To date, there are no confirmed cases of female-to-female sexual transmission of HIV in the United States database (K. McDavid, CDC, oral communication, March 2005). However, case reports of female-to-female transmission of HIV and the well-documented risk of female-to-male transmission1 indicate that vaginal secretions and menstrual blood are potentially infectious and that mucous membrane (for example, oral, vaginal) exposure to these secretions has the potential to lead to HIV infection.
The following information comes from CDC unpublished data.
- Through December 2004, a total of 246,461 women were reported as HIV infected. Of these, 7,381 were reported to have had sex with women; however, most had other risk factors (such as injection drug use, sex with men who are infected or who have risk factors for infection, or, more rarely, receipt of blood or blood products).
- Of the 534 (of 7,381) women who were reported to have had sex only with women, 91% also had another risk factor -- typically, injection drug use.
- HIV-infected women whose only initially reported risk factor is sex with women are given high priority for follow-up investigation. As of December 2004, none of these investigations had confirmed female-to-female HIV transmission, either because other risk factors were later identified or because some women declined to be interviewed.
- A study of more than 1 million female blood donors found no HIV-infected women whose only risk factor was sex with women. Despite the absence of confirmed cases of female-to-female transmission of HIV, the findings do not negate the possibility. Information on whether a woman had sex with women is missing in more than 60% of the 246,461 case reports -- possibly because the physician did not ask or the woman did not volunteer the information.

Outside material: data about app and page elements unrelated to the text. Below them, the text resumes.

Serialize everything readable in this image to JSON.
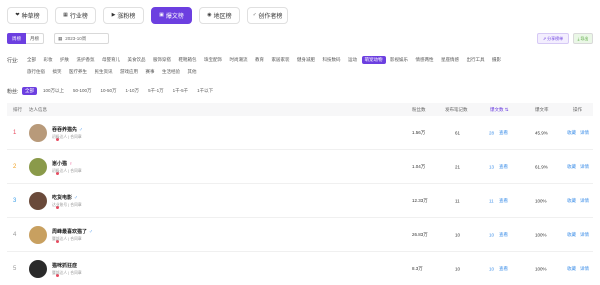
{
  "tabs": [
    {
      "icon": "❤",
      "label": "种草榜",
      "active": false
    },
    {
      "icon": "▦",
      "label": "行业榜",
      "active": false
    },
    {
      "icon": "▶",
      "label": "涨粉榜",
      "active": false
    },
    {
      "icon": "▣",
      "label": "爆文榜",
      "active": true
    },
    {
      "icon": "◉",
      "label": "地区榜",
      "active": false
    },
    {
      "icon": "♂",
      "label": "创作者榜",
      "active": false
    }
  ],
  "controls": {
    "period_on": "周榜",
    "period_off": "月榜",
    "date_value": "2023-10周",
    "share_label": "分享榜单",
    "export_label": "导出"
  },
  "industry": {
    "label": "行业:",
    "row1": [
      "全部",
      "彩妆",
      "护肤",
      "洗护香氛",
      "母婴育儿",
      "美食饮品",
      "服饰穿搭",
      "鞋靴箱包",
      "珠宝配饰",
      "时尚潮流",
      "教育",
      "家居家装",
      "健身减肥",
      "科技数码",
      "运动",
      "萌宠动物",
      "影视娱乐",
      "情感两性",
      "星座情感",
      "出行工具",
      "摄影"
    ],
    "row2": [
      "旅行住宿",
      "搞笑",
      "医疗养生",
      "民生资讯",
      "游戏应用",
      "赛事",
      "生活经验",
      "其他"
    ],
    "active": "萌宠动物"
  },
  "fans": {
    "label": "粉丝:",
    "options": [
      "全部",
      "100万以上",
      "50-100万",
      "10-50万",
      "1-10万",
      "5千-1万",
      "1千-5千",
      "1千以下"
    ],
    "active": "全部"
  },
  "table": {
    "headers": {
      "rank": "排行",
      "info": "达人信息",
      "fans": "粉丝数",
      "notes": "发布笔记数",
      "viral": "爆文数",
      "rate": "爆文率",
      "ops": "操作"
    },
    "rows": [
      {
        "rank": "1",
        "name": "吞吞养猫先",
        "gender": "♂",
        "sub": "初级达人 | 合同章",
        "fans": "1.56万",
        "notes": "61",
        "viral": "28",
        "view": "查看",
        "rate": "45.9%",
        "fav": "收藏",
        "detail": "详情",
        "avatar_color": "#b89a7a"
      },
      {
        "rank": "2",
        "name": "崽小猫",
        "gender": "♀",
        "sub": "初级达人 | 合同章",
        "fans": "1.04万",
        "notes": "21",
        "viral": "13",
        "view": "查看",
        "rate": "61.9%",
        "fav": "收藏",
        "detail": "详情",
        "avatar_color": "#8a9a4a"
      },
      {
        "rank": "3",
        "name": "吃货电影",
        "gender": "♂",
        "sub": "达业账号 | 合同章",
        "fans": "12.33万",
        "notes": "11",
        "viral": "11",
        "view": "查看",
        "rate": "100%",
        "fav": "收藏",
        "detail": "详情",
        "avatar_color": "#6a4a3a"
      },
      {
        "rank": "4",
        "name": "周峰最喜欢猫了",
        "gender": "♂",
        "sub": "腰部达人 | 合同章",
        "fans": "26.83万",
        "notes": "10",
        "viral": "10",
        "view": "查看",
        "rate": "100%",
        "fav": "收藏",
        "detail": "详情",
        "avatar_color": "#c8a060"
      },
      {
        "rank": "5",
        "name": "猫咪抓狂症",
        "gender": "",
        "sub": "腰部达人 | 合同章",
        "fans": "8.3万",
        "notes": "10",
        "viral": "10",
        "view": "查看",
        "rate": "100%",
        "fav": "收藏",
        "detail": "详情",
        "avatar_color": "#2a2a2a"
      }
    ]
  },
  "colors": {
    "accent": "#6c3fe0",
    "link": "#3b8ee8"
  }
}
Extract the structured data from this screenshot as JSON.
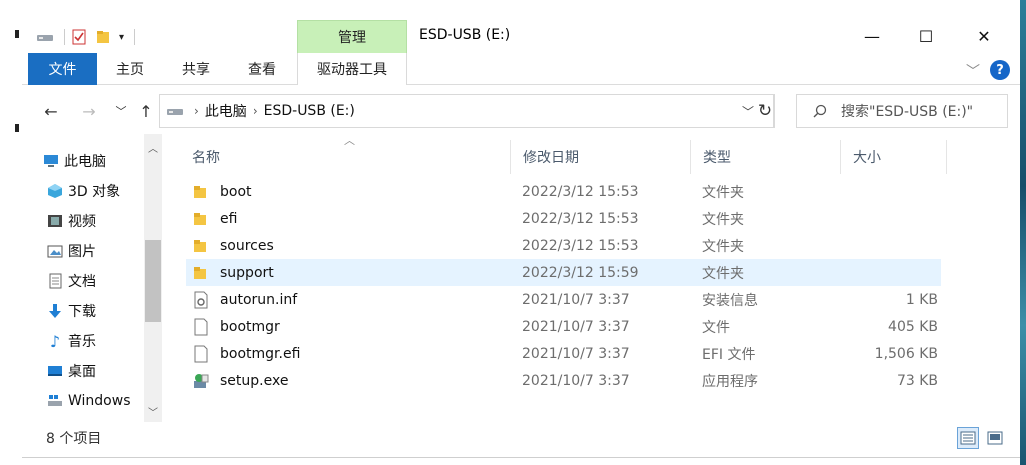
{
  "window": {
    "title": "ESD-USB (E:)",
    "manage_tab": "管理",
    "minimize": "—",
    "maximize": "☐",
    "close": "✕"
  },
  "ribbon": {
    "tabs": [
      "文件",
      "主页",
      "共享",
      "查看",
      "驱动器工具"
    ],
    "collapse": "﹀",
    "help": "?"
  },
  "nav": {
    "back": "←",
    "forward": "→",
    "recent": "﹀",
    "up": "↑",
    "breadcrumb": [
      "此电脑",
      "ESD-USB (E:)"
    ],
    "address_dropdown": "﹀",
    "refresh": "↻",
    "search_placeholder": "搜索\"ESD-USB (E:)\""
  },
  "tree": [
    {
      "label": "此电脑",
      "icon": "computer-icon"
    },
    {
      "label": "3D 对象",
      "icon": "3d-objects-icon"
    },
    {
      "label": "视频",
      "icon": "video-icon"
    },
    {
      "label": "图片",
      "icon": "pictures-icon"
    },
    {
      "label": "文档",
      "icon": "documents-icon"
    },
    {
      "label": "下载",
      "icon": "download-icon"
    },
    {
      "label": "音乐",
      "icon": "music-icon"
    },
    {
      "label": "桌面",
      "icon": "desktop-icon"
    },
    {
      "label": "Windows",
      "icon": "windows-drive-icon"
    }
  ],
  "columns": {
    "name": "名称",
    "modified": "修改日期",
    "type": "类型",
    "size": "大小"
  },
  "files": [
    {
      "name": "boot",
      "modified": "2022/3/12 15:53",
      "type": "文件夹",
      "size": "",
      "icon": "folder-icon"
    },
    {
      "name": "efi",
      "modified": "2022/3/12 15:53",
      "type": "文件夹",
      "size": "",
      "icon": "folder-icon"
    },
    {
      "name": "sources",
      "modified": "2022/3/12 15:53",
      "type": "文件夹",
      "size": "",
      "icon": "folder-icon"
    },
    {
      "name": "support",
      "modified": "2022/3/12 15:59",
      "type": "文件夹",
      "size": "",
      "icon": "folder-icon"
    },
    {
      "name": "autorun.inf",
      "modified": "2021/10/7 3:37",
      "type": "安装信息",
      "size": "1 KB",
      "icon": "setup-info-icon"
    },
    {
      "name": "bootmgr",
      "modified": "2021/10/7 3:37",
      "type": "文件",
      "size": "405 KB",
      "icon": "file-icon"
    },
    {
      "name": "bootmgr.efi",
      "modified": "2021/10/7 3:37",
      "type": "EFI 文件",
      "size": "1,506 KB",
      "icon": "file-icon"
    },
    {
      "name": "setup.exe",
      "modified": "2021/10/7 3:37",
      "type": "应用程序",
      "size": "73 KB",
      "icon": "setup-exe-icon"
    }
  ],
  "status": {
    "item_count": "8 个项目"
  },
  "colors": {
    "accent": "#1a6ec2",
    "manage_tab": "#c8f0b8",
    "hover_row": "#e5f3ff",
    "folder": "#f4c542"
  }
}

Risk Factors and Barriers to Prevention
Surveys of behavioral risk factors have been conducted in groups of women who have sex with women (WSW). These surveys generally have been of WSW samples that differ in criteria for participation, location for recruitment, and definition of WSW. As a result, the findings of these surveys cannot be generalized to all WSW. The findings have, however, suggested that some WSW have other behavioral risk factors, such as injection drug use and unprotected vaginal sex with men who have sex with men (MSM) or men who inject drugs.
Although there are no confirmed cases of female-to-female transmission of HIV, female sexual contact should be considered a possible means of transmission among WSW. These women need to know
their own and their partner's HIV serostatus. This knowledge can help women who are not infected to change their behaviors and thus reduce their risk of becoming infected. For women who are infected, this knowledge can help them get early treatment and avoid infecting others.
the risk for exposure through a mucous membrane. Potentially, HIV can be transmitted through the exposure of a mucous membrane (in the mouth, for example), especially if the tissue is cut or torn, to vaginal secretions and menstrual blood. The potential for transmission is greater during early and late-stage HIV infection, when the amount of virus in the blood is expected to be highest.
the potential benefits of using condoms. Condoms should be used consistently and correctly during every sexual contact with men or when using sex toys. Sex toys should not be shared. No barrier methods for use during oral sex have been evaluated as effective by the Food and Drug Administration. However, natural rubber latex sheets, dental dams, condoms that have been cut and spread open, or plastic wrap may offer some protection from contact with body fluids during oral sex and thus may reduce the possibility of HIV transmission.
Health care providers need to remember that sexual identity does not necessarily predict behavior and that some women who identify themselves as WSW or lesbian may be at risk for HIV infection through unprotected sex with men.
CDC. HIV and AIDS: Are You at Risk?